Congress planned to be in recess next week, but Senate Majority Leader Mitch McConnell (R-KY) postponed the Senate’s spring break to address the coronavirus crisis. This means a final bill could reach the president’s desk soon.

We’re hoping the final legislation that passes Congress will help students who are moving to online learning as a result of corona closures. The U.S. Department of Education (ED) estimates that 14 percent of children had no internet access at home in 2017, with major equity gaps—12 percent of White students had no internet access at home, compared to nearly 20 percent of Black and Latino students and 37 percent of Native students.

Federal Communications Commission

There also could be action from the Federal Communications Commission (FCC). The FCC runs the federal government’s largest education technology program called E-rate, which funds internet access in schools and libraries, as well as a program called Lifeline that can support home internet access.

Senator Maria Cantwell (D-WA) sent the FCC a letter urging the commission to find ways that existing programs can “be used to facilitate at-home connectivity for students to keep up in class should remote school work become necessary due to COVID-19 closures.”

FCC Commissioner Jessica Rosenworcel, who’s been a strong advocate for closing the homework gap, issued a statement yesterday saying, “The coronavirus is already exposing hard truths about the digital divide, but the Federal Communications Commission has the power to help. The FCC should identify how it can use its authority to provide Wi-Fi hotspots for loan for students whose schools have closed their doors.”

U.S. Department of Education

While policy is pending in Congress and the FCC, ED released guidance to districts and states regarding the sharing of information between schools, public health officials, and others during a time of emergency under FERPA, the Federal Educational Rights and Privacy Act. ED also released guidance on ensuring students with disabilities continue to receive services in the event of school closures. Finally, ED described flexibility it could provide regarding assessments and accountability, saying it would be open to a targeted one-year waiver of several testing and school identification requirements if necessary due to school closures. This information and more is available at

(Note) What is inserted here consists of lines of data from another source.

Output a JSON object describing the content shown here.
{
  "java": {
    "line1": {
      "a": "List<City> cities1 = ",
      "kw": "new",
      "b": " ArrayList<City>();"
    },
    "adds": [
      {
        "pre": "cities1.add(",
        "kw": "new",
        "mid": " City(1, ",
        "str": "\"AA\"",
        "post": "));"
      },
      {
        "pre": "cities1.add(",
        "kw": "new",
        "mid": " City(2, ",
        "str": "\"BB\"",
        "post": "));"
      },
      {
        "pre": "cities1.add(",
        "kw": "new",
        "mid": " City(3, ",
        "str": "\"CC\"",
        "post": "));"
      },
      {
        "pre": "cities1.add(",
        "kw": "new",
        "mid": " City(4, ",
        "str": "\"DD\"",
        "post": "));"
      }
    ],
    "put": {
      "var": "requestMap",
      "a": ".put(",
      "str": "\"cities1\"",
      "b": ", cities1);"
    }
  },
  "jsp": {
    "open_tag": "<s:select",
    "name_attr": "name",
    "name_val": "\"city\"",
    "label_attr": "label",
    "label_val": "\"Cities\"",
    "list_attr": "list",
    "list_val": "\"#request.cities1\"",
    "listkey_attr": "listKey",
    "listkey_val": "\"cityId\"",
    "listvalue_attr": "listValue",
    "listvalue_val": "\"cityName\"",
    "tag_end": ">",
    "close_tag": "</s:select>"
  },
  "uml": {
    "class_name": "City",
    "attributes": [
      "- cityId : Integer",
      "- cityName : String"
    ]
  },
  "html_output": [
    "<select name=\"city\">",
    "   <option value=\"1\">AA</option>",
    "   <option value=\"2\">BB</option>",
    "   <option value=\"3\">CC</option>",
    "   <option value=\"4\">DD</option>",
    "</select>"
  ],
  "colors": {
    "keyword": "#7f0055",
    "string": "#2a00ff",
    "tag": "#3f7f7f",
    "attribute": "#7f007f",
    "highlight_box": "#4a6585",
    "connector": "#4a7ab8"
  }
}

This blog post represents a slightly edited transcript of the March 13 episode of Federal Flash, All4Ed’s video series on important developments in education policy in Washington, DC. For an alert when the next episode of Federal Flash is available, email